You did not say what kind of nurse you are. Are you an LPN? An RN? or some other kind of nurse classification that I may not know? It might be helpful to know about your training for any of us to give you a really good answer. I will speak from my experience with a nurse, so take it all with a grain of salt. :-)
Mrs Media was a nurse for 42 years, so although I was not a nurse, I've lived with one a long, long time.
Her nurses' training program was in a "diploma school," attached to and part of a hospital. She went year round for three years, and her training included shifts in the various departments of the hospital, so she was in the ER, the endoscopy department, the psych department, the morgue, the med/surg floors, outpatient, cardiac care, etc., etc. It was a very thorough training with lots of hands-on experience. She graduated as an R.N. (registered nurse).
Since that time, she has worked with lots of LPNs (licensed practical nurses) and new nurses who did not have the same intensive training she went through. Nearly all the RNs today graduate from a college study program; many of them get degrees, etc. When they came to the hospital where Mrs Media worked, she would often have to nearly "re-train" them. While they had WATCHED how an IV was administered, and while they had PRACTICED putting an IV needle into an orange (or something like that), they had never actually administered a "real" IV to a live patient. Mrs Media had to show them and watch over them, etc. Other new nurses weren't so lucky; they were "thrown to the wolves" and had to learn on the fly.
From what you wrote, the hospitals where you live take on these newly graduated nurses and enroll them in some kind of in-house training program, or, as you called it, a residency program.
Since you were enrolled in such programs with some hospitals in your area but did not complete their residency training--whether you had good reasons or not--they don't want to re-admit you to their programs.
My suggestion is that you sit down one-on-one with an HR person, explain what happened in your previous attempts, and -- rather than ask for them to give you another chance even though you know the answer will probably be "no" -- ask her/him what the best avenue is for you to move forward in your career as a nurse. That way, instead of asking for a job, you are asking for guidance. You are asking someone to give you the right advice instead of a job. People will be much more willing to make suggestions for you that way because they aren't being asked to hire you. You may actually find one who will not only point you in the right direction but who will also make a phone call for you to help you along the way.
There are also non-hospital nursing jobs at clinics, temp nursing facilities, health care facilities, and doctors' offices.

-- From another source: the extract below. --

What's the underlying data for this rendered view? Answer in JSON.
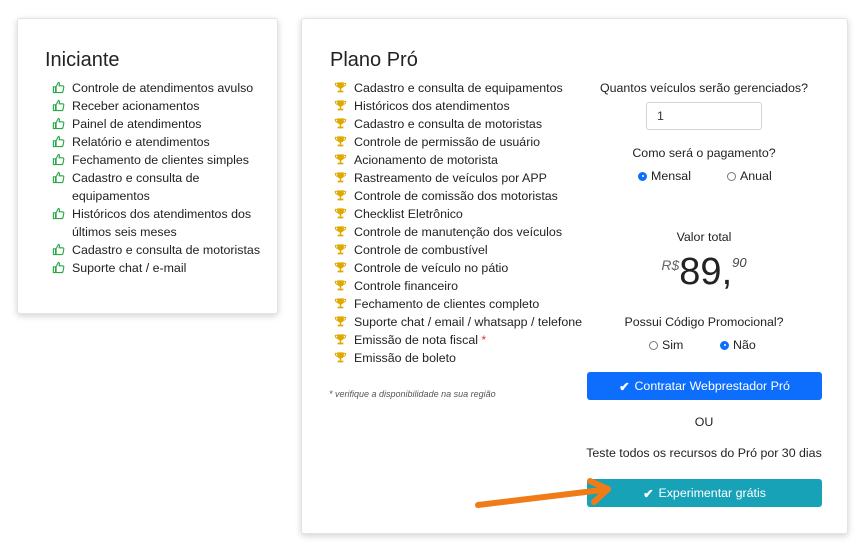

You might try those avenues if all the hospital roads are closed.
Best wishes to you as you pursue a deserving career.